● **Your task**
Every line below is to be given again precisely; images are to be left out.

----

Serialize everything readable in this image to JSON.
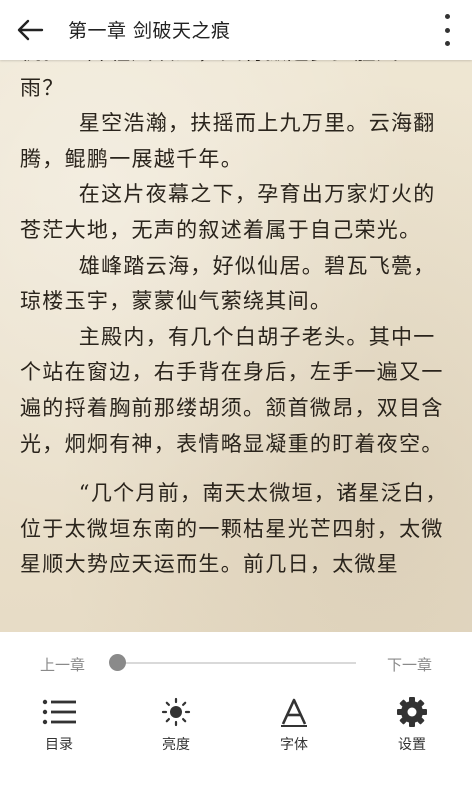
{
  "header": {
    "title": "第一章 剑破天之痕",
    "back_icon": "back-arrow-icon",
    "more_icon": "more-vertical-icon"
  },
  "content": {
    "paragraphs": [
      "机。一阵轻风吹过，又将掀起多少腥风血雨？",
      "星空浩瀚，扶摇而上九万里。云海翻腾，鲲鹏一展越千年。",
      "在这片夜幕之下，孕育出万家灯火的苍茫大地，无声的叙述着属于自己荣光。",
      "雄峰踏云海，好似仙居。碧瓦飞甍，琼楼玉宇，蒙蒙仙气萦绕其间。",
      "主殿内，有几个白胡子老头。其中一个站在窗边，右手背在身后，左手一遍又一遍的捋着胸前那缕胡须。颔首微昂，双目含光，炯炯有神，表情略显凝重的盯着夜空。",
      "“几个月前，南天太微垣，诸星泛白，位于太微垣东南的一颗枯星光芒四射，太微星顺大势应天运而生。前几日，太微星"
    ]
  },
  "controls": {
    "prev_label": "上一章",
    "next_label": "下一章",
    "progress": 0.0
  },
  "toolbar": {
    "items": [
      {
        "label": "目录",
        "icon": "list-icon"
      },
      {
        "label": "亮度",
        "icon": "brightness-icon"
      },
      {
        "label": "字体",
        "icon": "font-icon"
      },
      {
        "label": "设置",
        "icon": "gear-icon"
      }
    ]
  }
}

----

● **Response below**
Serialize everything readable in this image to JSON.
{
  "header": {
    "title": "第一章 剑破天之痕",
    "back_icon": "back-arrow-icon",
    "more_icon": "more-vertical-icon"
  },
  "content": {
    "paragraphs": [
      "机。一阵轻风吹过，又将掀起多少腥风血雨？",
      "星空浩瀚，扶摇而上九万里。云海翻腾，鲲鹏一展越千年。",
      "在这片夜幕之下，孕育出万家灯火的苍茫大地，无声的叙述着属于自己荣光。",
      "雄峰踏云海，好似仙居。碧瓦飞甍，琼楼玉宇，蒙蒙仙气萦绕其间。",
      "主殿内，有几个白胡子老头。其中一个站在窗边，右手背在身后，左手一遍又一遍的捋着胸前那缕胡须。颔首微昂，双目含光，炯炯有神，表情略显凝重的盯着夜空。",
      "“几个月前，南天太微垣，诸星泛白，位于太微垣东南的一颗枯星光芒四射，太微星顺大势应天运而生。前几日，太微星"
    ]
  },
  "controls": {
    "prev_label": "上一章",
    "next_label": "下一章",
    "progress": 0.0
  },
  "toolbar": {
    "items": [
      {
        "label": "目录",
        "icon": "list-icon"
      },
      {
        "label": "亮度",
        "icon": "brightness-icon"
      },
      {
        "label": "字体",
        "icon": "font-icon"
      },
      {
        "label": "设置",
        "icon": "gear-icon"
      }
    ]
  }
}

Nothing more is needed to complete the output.